App and web page records:
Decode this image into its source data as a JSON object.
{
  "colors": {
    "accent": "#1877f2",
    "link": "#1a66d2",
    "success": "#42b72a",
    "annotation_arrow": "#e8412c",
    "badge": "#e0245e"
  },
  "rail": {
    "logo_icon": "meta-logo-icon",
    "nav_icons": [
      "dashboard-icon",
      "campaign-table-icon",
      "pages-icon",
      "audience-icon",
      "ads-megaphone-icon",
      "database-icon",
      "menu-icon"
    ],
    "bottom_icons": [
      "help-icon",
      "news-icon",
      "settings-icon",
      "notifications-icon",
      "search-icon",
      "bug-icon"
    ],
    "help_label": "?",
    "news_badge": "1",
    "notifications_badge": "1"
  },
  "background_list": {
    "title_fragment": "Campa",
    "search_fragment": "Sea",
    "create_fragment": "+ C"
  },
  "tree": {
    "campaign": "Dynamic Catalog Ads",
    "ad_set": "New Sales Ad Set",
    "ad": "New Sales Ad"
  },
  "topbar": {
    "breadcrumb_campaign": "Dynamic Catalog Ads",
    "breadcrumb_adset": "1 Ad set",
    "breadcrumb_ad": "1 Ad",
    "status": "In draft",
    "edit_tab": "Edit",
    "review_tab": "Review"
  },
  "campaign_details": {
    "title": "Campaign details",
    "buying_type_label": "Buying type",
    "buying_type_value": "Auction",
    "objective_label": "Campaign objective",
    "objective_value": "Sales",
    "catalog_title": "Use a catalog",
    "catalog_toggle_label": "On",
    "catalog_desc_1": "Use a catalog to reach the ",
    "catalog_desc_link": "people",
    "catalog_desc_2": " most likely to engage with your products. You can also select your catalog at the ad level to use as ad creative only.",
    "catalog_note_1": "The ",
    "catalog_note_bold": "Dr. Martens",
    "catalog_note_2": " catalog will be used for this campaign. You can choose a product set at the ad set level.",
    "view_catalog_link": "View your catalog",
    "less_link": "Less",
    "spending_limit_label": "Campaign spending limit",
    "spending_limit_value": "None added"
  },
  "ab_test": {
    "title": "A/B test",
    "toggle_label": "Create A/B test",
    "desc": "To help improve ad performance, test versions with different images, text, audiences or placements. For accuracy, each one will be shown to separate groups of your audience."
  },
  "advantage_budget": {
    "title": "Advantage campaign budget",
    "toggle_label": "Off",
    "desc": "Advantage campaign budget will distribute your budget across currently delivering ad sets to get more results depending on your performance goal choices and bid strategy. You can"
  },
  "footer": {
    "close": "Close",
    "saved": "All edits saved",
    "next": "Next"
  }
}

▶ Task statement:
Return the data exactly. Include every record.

▶ Finished task:
Decode this image into its source data as a JSON object.
{
  "colors": {
    "accent": "#1877f2",
    "link": "#1a66d2",
    "success": "#42b72a",
    "annotation_arrow": "#e8412c",
    "badge": "#e0245e"
  },
  "rail": {
    "logo_icon": "meta-logo-icon",
    "nav_icons": [
      "dashboard-icon",
      "campaign-table-icon",
      "pages-icon",
      "audience-icon",
      "ads-megaphone-icon",
      "database-icon",
      "menu-icon"
    ],
    "bottom_icons": [
      "help-icon",
      "news-icon",
      "settings-icon",
      "notifications-icon",
      "search-icon",
      "bug-icon"
    ],
    "help_label": "?",
    "news_badge": "1",
    "notifications_badge": "1"
  },
  "background_list": {
    "title_fragment": "Campa",
    "search_fragment": "Sea",
    "create_fragment": "+ C"
  },
  "tree": {
    "campaign": "Dynamic Catalog Ads",
    "ad_set": "New Sales Ad Set",
    "ad": "New Sales Ad"
  },
  "topbar": {
    "breadcrumb_campaign": "Dynamic Catalog Ads",
    "breadcrumb_adset": "1 Ad set",
    "breadcrumb_ad": "1 Ad",
    "status": "In draft",
    "edit_tab": "Edit",
    "review_tab": "Review"
  },
  "campaign_details": {
    "title": "Campaign details",
    "buying_type_label": "Buying type",
    "buying_type_value": "Auction",
    "objective_label": "Campaign objective",
    "objective_value": "Sales",
    "catalog_title": "Use a catalog",
    "catalog_toggle_label": "On",
    "catalog_desc_1": "Use a catalog to reach the ",
    "catalog_desc_link": "people",
    "catalog_desc_2": " most likely to engage with your products. You can also select your catalog at the ad level to use as ad creative only.",
    "catalog_note_1": "The ",
    "catalog_note_bold": "Dr. Martens",
    "catalog_note_2": " catalog will be used for this campaign. You can choose a product set at the ad set level.",
    "view_catalog_link": "View your catalog",
    "less_link": "Less",
    "spending_limit_label": "Campaign spending limit",
    "spending_limit_value": "None added"
  },
  "ab_test": {
    "title": "A/B test",
    "toggle_label": "Create A/B test",
    "desc": "To help improve ad performance, test versions with different images, text, audiences or placements. For accuracy, each one will be shown to separate groups of your audience."
  },
  "advantage_budget": {
    "title": "Advantage campaign budget",
    "toggle_label": "Off",
    "desc": "Advantage campaign budget will distribute your budget across currently delivering ad sets to get more results depending on your performance goal choices and bid strategy. You can"
  },
  "footer": {
    "close": "Close",
    "saved": "All edits saved",
    "next": "Next"
  }
}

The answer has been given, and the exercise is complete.